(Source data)
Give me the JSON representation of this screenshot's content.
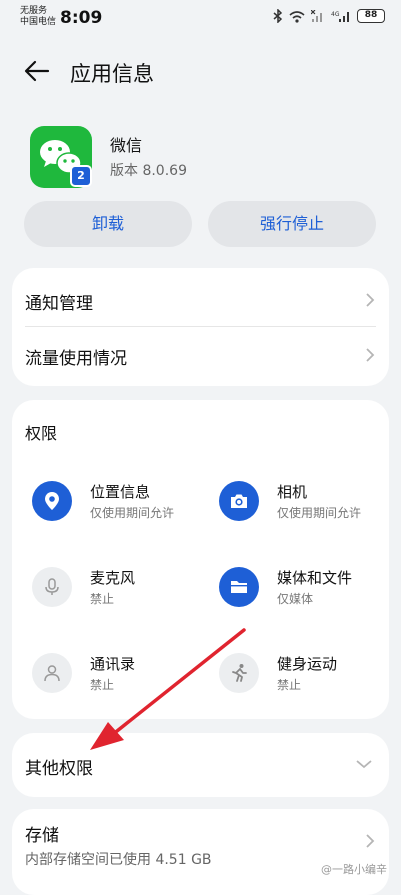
{
  "status_bar": {
    "carrier_line1": "无服务",
    "carrier_line2": "中国电信",
    "time": "8:09",
    "battery": "88"
  },
  "header": {
    "title": "应用信息"
  },
  "app": {
    "name": "微信",
    "version": "版本 8.0.69",
    "badge": "2",
    "icon_color": "#1fb83d"
  },
  "actions": {
    "uninstall": "卸载",
    "force_stop": "强行停止"
  },
  "menu": {
    "notifications": "通知管理",
    "data_usage": "流量使用情况"
  },
  "permissions": {
    "title": "权限",
    "items": [
      {
        "name": "位置信息",
        "status": "仅使用期间允许",
        "icon": "location-icon",
        "enabled": true
      },
      {
        "name": "相机",
        "status": "仅使用期间允许",
        "icon": "camera-icon",
        "enabled": true
      },
      {
        "name": "麦克风",
        "status": "禁止",
        "icon": "microphone-icon",
        "enabled": false
      },
      {
        "name": "媒体和文件",
        "status": "仅媒体",
        "icon": "folder-icon",
        "enabled": true
      },
      {
        "name": "通讯录",
        "status": "禁止",
        "icon": "contacts-icon",
        "enabled": false
      },
      {
        "name": "健身运动",
        "status": "禁止",
        "icon": "running-icon",
        "enabled": false
      }
    ]
  },
  "other_permissions": {
    "label": "其他权限"
  },
  "storage": {
    "title": "存储",
    "subtitle": "内部存储空间已使用 4.51 GB"
  },
  "watermark": "@一路小编辛",
  "colors": {
    "accent": "#1e5fd6",
    "annotation_arrow": "#e0242f"
  }
}
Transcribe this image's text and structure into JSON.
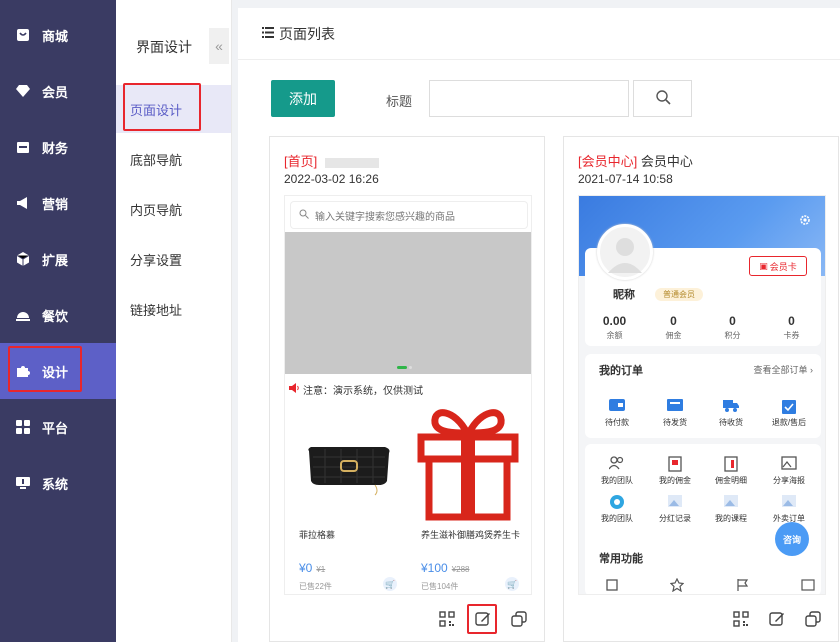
{
  "sidebar": {
    "items": [
      {
        "label": "商城",
        "icon": "shop-icon"
      },
      {
        "label": "会员",
        "icon": "diamond-icon"
      },
      {
        "label": "财务",
        "icon": "wallet-icon"
      },
      {
        "label": "营销",
        "icon": "megaphone-icon"
      },
      {
        "label": "扩展",
        "icon": "cube-icon"
      },
      {
        "label": "餐饮",
        "icon": "dish-icon"
      },
      {
        "label": "设计",
        "icon": "puzzle-icon"
      },
      {
        "label": "平台",
        "icon": "grid-icon"
      },
      {
        "label": "系统",
        "icon": "monitor-icon"
      }
    ],
    "active": "设计"
  },
  "submenu": {
    "title": "界面设计",
    "collapse_glyph": "«",
    "items": [
      "页面设计",
      "底部导航",
      "内页导航",
      "分享设置",
      "链接地址"
    ],
    "active": "页面设计"
  },
  "main": {
    "header": "页面列表",
    "add_label": "添加",
    "title_label": "标题",
    "title_value": "",
    "title_placeholder": ""
  },
  "cards": [
    {
      "tag": "[首页]",
      "name": "",
      "date": "2022-03-02 16:26",
      "preview": {
        "search_placeholder": "输入关键字搜索您感兴趣的商品",
        "notice": "注意：演示系统，仅供测试",
        "products": [
          {
            "name": "菲拉格慕",
            "price": "¥0",
            "old_price": "¥1",
            "sold": "已售22件"
          },
          {
            "name": "养生滋补御膳鸡煲养生卡",
            "price": "¥100",
            "old_price": "¥288",
            "sold": "已售104件"
          }
        ]
      }
    },
    {
      "tag": "[会员中心]",
      "name": "会员中心",
      "date": "2021-07-14 10:58",
      "preview": {
        "nickname": "昵称",
        "level": "普通会员",
        "vip_button": "会员卡",
        "stats": [
          {
            "value": "0.00",
            "label": "余额"
          },
          {
            "value": "0",
            "label": "佣金"
          },
          {
            "value": "0",
            "label": "积分"
          },
          {
            "value": "0",
            "label": "卡券"
          }
        ],
        "orders_title": "我的订单",
        "orders_more": "查看全部订单",
        "order_items": [
          "待付款",
          "待发货",
          "待收货",
          "退款/售后"
        ],
        "tool_items": [
          "我的团队",
          "我的佣金",
          "佣金明细",
          "分享海报",
          "我的团队",
          "分红记录",
          "我的课程",
          "外卖订单"
        ],
        "common_title": "常用功能",
        "float_button": "咨询"
      }
    }
  ],
  "colors": {
    "sidebar_bg": "#3a3b63",
    "sidebar_active": "#5d60c7",
    "add_button": "#159a8b",
    "highlight_red": "#e8262d",
    "member_blue": "#3a7be0"
  }
}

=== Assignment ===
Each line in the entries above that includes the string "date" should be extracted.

=== Solution for this exercise ===
      "date": "2022-03-02 16:26",
      "date": "2021-07-14 10:58",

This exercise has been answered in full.